(Data records for software interfaces)
==================================================

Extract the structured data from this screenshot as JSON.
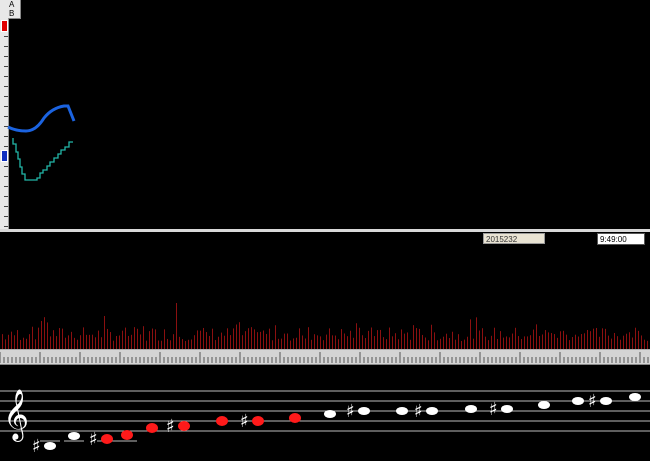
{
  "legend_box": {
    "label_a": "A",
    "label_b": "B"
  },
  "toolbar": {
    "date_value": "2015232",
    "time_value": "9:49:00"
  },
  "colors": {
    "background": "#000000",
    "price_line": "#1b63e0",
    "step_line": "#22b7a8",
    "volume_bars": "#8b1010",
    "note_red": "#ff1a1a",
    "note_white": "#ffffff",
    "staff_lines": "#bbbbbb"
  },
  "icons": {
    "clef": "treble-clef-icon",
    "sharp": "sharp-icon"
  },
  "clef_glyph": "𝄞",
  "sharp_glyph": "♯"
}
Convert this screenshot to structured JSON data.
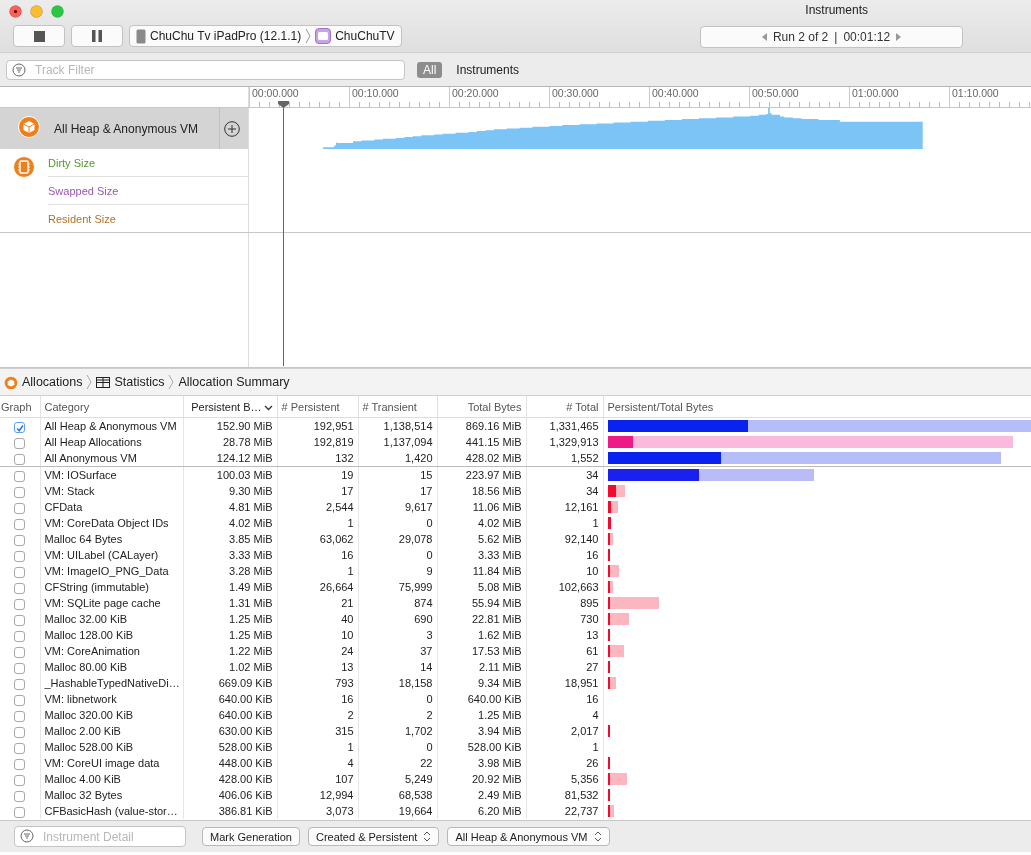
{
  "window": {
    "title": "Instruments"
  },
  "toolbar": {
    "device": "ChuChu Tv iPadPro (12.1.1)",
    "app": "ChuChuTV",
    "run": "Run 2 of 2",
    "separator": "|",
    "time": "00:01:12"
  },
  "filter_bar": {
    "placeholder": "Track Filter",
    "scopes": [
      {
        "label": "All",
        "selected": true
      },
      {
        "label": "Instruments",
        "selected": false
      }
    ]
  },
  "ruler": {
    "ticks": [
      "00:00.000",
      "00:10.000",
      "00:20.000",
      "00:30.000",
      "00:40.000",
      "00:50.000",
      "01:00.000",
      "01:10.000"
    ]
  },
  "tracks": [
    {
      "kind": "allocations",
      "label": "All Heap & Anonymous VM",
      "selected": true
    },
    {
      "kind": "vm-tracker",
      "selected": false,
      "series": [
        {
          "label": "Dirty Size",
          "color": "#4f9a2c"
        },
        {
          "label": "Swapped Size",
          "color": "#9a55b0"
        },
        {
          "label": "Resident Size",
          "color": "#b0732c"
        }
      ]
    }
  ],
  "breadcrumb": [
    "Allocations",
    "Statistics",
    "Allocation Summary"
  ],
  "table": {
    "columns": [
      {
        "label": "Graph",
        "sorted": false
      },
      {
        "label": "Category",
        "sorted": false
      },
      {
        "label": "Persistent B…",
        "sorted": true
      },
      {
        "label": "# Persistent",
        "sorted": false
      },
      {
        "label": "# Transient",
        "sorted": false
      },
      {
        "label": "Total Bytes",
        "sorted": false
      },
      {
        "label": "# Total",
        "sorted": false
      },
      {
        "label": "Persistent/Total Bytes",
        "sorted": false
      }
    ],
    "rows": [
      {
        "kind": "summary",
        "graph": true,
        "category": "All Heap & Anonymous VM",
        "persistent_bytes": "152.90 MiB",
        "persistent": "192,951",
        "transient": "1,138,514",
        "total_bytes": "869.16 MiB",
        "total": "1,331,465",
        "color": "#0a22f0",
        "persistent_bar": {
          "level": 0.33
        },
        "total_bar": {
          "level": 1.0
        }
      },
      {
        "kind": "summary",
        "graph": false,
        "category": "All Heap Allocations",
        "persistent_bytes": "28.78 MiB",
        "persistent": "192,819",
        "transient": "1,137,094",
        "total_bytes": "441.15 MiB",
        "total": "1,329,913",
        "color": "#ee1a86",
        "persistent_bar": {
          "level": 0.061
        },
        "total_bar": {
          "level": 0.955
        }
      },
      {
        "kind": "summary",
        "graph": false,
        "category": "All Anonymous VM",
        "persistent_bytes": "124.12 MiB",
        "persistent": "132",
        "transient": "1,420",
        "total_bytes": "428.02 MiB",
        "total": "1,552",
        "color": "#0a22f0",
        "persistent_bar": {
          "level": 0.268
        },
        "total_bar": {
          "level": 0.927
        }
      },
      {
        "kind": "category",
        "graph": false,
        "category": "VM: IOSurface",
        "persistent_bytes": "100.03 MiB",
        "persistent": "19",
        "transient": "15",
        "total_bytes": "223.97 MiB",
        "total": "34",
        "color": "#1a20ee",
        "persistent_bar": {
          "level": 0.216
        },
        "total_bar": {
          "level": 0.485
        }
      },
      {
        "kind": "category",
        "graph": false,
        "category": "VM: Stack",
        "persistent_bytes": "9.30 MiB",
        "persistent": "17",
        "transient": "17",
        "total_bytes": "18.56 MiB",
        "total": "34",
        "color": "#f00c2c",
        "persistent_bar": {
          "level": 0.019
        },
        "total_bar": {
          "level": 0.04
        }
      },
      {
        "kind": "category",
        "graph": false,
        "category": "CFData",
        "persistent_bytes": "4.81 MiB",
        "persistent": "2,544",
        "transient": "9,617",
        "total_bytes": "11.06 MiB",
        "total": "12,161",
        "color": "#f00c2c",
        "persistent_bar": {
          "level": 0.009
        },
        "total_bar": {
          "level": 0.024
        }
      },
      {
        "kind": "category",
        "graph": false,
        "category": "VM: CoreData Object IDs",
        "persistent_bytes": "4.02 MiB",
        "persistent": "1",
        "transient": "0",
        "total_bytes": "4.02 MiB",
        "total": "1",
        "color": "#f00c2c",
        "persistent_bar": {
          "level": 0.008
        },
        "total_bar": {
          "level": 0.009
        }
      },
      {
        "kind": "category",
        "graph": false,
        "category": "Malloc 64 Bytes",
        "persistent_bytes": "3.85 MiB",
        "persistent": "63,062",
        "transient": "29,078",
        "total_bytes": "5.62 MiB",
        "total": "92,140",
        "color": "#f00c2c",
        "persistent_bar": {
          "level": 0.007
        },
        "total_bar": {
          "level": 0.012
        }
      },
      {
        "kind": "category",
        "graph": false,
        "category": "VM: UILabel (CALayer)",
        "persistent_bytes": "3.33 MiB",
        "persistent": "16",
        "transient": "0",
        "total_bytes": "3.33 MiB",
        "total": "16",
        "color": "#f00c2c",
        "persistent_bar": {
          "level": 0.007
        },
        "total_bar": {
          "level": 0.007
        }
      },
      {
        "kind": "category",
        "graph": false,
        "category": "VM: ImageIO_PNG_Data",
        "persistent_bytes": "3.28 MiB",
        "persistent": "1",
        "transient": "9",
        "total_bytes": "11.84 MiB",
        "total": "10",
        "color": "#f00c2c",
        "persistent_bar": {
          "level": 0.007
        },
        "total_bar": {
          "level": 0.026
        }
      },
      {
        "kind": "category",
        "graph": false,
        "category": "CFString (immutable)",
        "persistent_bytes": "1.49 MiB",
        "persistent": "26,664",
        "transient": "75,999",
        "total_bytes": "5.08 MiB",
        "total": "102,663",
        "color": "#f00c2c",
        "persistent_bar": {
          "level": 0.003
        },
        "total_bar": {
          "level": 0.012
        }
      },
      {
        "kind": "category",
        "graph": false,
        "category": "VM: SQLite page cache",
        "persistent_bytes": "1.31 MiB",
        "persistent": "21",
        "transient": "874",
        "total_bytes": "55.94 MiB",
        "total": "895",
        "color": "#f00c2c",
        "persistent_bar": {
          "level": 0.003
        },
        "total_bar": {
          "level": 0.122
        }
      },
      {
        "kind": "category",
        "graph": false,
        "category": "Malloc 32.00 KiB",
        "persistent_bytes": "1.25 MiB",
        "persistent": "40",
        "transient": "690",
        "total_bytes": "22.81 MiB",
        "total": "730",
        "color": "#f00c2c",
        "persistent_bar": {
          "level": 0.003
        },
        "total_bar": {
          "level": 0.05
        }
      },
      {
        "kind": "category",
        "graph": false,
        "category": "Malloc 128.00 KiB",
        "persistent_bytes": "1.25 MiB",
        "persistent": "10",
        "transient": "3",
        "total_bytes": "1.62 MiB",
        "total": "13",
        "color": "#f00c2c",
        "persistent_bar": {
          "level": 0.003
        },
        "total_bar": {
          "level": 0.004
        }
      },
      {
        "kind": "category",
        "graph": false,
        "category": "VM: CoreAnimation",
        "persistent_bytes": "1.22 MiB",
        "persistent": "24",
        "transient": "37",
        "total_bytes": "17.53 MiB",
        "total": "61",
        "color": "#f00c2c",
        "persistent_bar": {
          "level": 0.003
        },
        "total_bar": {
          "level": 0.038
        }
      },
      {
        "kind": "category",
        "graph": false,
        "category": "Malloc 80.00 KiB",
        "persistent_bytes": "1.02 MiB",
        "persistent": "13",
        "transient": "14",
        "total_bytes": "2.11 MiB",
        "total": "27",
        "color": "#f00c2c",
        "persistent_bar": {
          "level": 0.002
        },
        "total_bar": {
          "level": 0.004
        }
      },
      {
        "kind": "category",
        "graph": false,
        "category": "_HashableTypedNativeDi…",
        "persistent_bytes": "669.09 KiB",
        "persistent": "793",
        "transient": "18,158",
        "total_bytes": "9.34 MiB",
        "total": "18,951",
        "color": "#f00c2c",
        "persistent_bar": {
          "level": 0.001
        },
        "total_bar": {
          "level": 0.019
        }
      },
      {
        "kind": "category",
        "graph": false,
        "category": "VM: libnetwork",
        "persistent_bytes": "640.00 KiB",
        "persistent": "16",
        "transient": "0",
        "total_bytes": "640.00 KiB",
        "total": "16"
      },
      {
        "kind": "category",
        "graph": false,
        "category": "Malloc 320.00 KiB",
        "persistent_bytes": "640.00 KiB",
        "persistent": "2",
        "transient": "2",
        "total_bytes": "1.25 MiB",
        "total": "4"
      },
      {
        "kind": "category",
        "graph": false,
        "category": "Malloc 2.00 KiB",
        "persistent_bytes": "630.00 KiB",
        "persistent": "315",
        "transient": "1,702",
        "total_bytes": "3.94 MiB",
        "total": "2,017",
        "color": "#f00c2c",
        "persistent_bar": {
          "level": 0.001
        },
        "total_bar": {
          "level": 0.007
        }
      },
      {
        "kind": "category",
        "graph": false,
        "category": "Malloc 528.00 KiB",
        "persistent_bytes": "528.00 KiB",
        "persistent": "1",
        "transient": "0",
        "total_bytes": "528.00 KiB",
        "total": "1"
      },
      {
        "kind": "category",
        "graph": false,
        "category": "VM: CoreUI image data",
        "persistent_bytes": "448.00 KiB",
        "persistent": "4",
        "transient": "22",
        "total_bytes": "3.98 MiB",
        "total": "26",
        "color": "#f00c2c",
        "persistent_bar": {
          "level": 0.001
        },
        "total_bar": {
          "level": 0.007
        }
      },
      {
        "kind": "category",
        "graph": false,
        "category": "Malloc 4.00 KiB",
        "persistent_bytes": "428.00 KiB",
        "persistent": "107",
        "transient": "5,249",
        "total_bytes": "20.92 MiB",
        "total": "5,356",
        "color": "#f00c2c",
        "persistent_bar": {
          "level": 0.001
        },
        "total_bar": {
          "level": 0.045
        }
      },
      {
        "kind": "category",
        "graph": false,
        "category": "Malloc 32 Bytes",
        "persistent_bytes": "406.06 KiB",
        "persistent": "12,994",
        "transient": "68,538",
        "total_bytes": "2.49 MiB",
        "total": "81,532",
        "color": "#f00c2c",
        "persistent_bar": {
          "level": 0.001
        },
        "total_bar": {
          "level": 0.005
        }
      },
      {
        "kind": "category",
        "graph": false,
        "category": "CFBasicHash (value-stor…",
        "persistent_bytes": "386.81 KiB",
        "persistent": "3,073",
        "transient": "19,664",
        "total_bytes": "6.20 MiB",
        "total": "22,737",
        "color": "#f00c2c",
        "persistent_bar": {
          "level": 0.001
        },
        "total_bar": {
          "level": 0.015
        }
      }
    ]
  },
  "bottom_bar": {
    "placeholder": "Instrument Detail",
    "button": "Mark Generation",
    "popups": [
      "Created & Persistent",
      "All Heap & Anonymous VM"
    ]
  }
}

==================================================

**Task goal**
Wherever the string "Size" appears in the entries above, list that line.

**Solution to this task**
          "label": "Dirty Size",
          "label": "Swapped Size",
          "label": "Resident Size",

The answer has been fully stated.